Irene: If you aren’t willing to protect your brand and your IP then you’re not serious about your company. It is what will make your company.
Judy: how should indie and smaller studios disrupt the gaming industry?
Michael: We still consider ourselves a small studio. If you are trying to design, work with a larger publisher which has the resources to put it on the market. Also, a revenue share model is possible, 6-7 figure investments are common. Also as an indie, a game can become a hit if you target a niche market, like Among Us, which was designed by only a few people. Lastly, you don’t need huge marketing budgets. For example, in Animal Warfare, users can watch videos and get rewards in the game, and you can generate revenue that way.
Chris: “On the mobile side and gamer acquisition, focus on building an audience, focus on building a community with direct relationships.

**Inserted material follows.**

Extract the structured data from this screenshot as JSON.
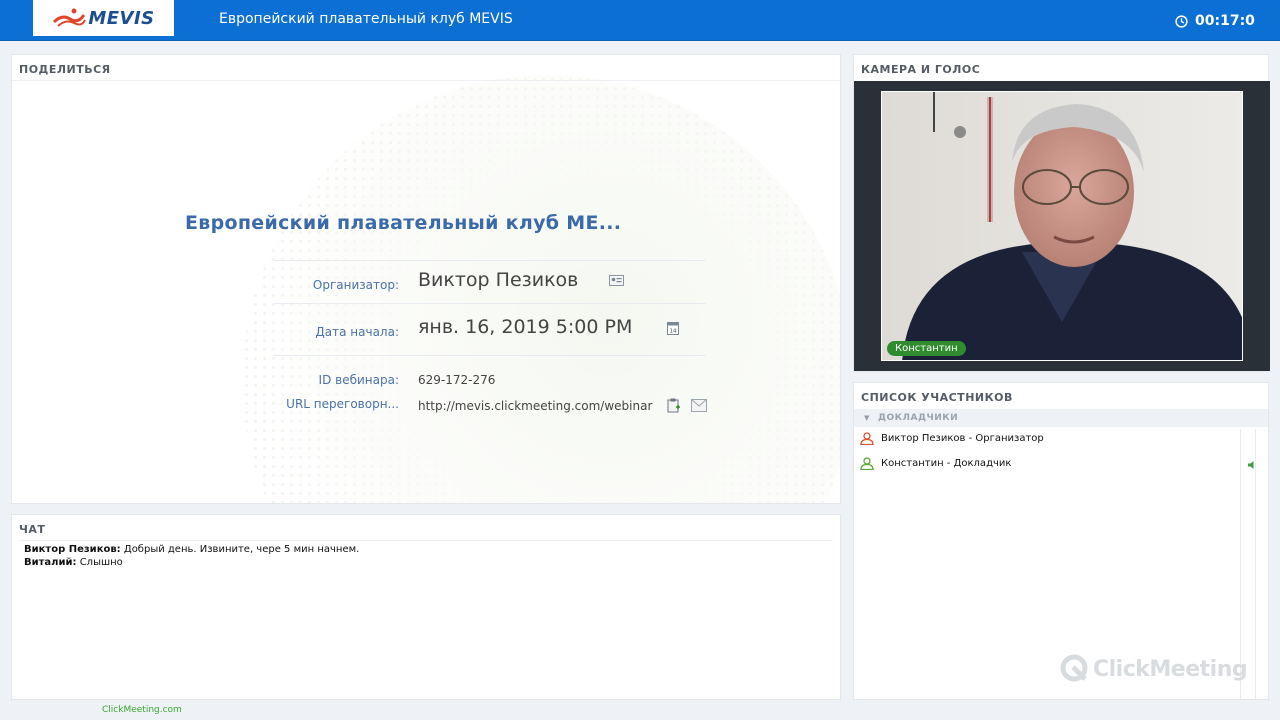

Find these users online and build a community with transparency and you’ll find a group of advocates online who are there when you launch your game. The bigger content developers keep the secrets inhouse and don’t get feedback from the community…but this is a secret weapon if you want to develop a gamer following, and the big companies don’t have that.”
Irene: “Yes, we worked with a VR game company and they brought in influencers who had big following on social media, and let them play the game, and it made a big splash in awareness and user engagement.
Judy: In terms of workforce, how can we build a strong pipeline? We have educators on the call who want to understand skillsets in their programs.
Chris: There’s the technical component — engineers need the right coding skillsets and production technologies. “We need someone who has executed with those skills, so cross-functional teams at college who come together and build something – that also builds collaborative skills with team members, and that skill is essential because video game development is highly collaborative.” Chris said they value abstract thinking, such as an engineer who says, “Wait a minute, I hear you asking us to build a door but you gave me a tricky spec, so may I suggest we build similar functionality with another technology in less time?” He also emphasized soft skills, “Businesses don’t need the friction of people who can’t work together.”
Irene: She suggested educators look at USC’s game development program, implying similar programs would be helpful. But beyond development, she said you need biz development managers, marketing, HR pros, project managers; it is a full team. Therefore, educating your students about these broad opportunities – the broad range of occupations in gaming opens opportunity for professional positions in companies they would love, and they can learn the industry once they start the job.
Michael: My advice to educators and students is that networking is important and people-skills help with that. Try to get an internship, follow current events, stay current, and get into real projects as early as possible. (Michael earlier mentioned skills needed for data scientists, artists, script writers, film makers, music producers, artists, 2D and 3D content artists, marketing coordinators to promote, social influencer managers, advertisers, game testers.)
Judy: Thanks to our panelists. LAEDC is developing a popup gaming hub to incubate students and steam entrepreneurs, and we are hoping to launch a three month popup location in south LA, hopefully in June 2021 to get more students into the pipeline. Judy is a contact point for that at [email protected] . She also encouraged industry participants to get involved in LAEDC’s asset mapping project.
If you have questions about the program, please contact LAEDC’s Celina Pacana at: [email protected]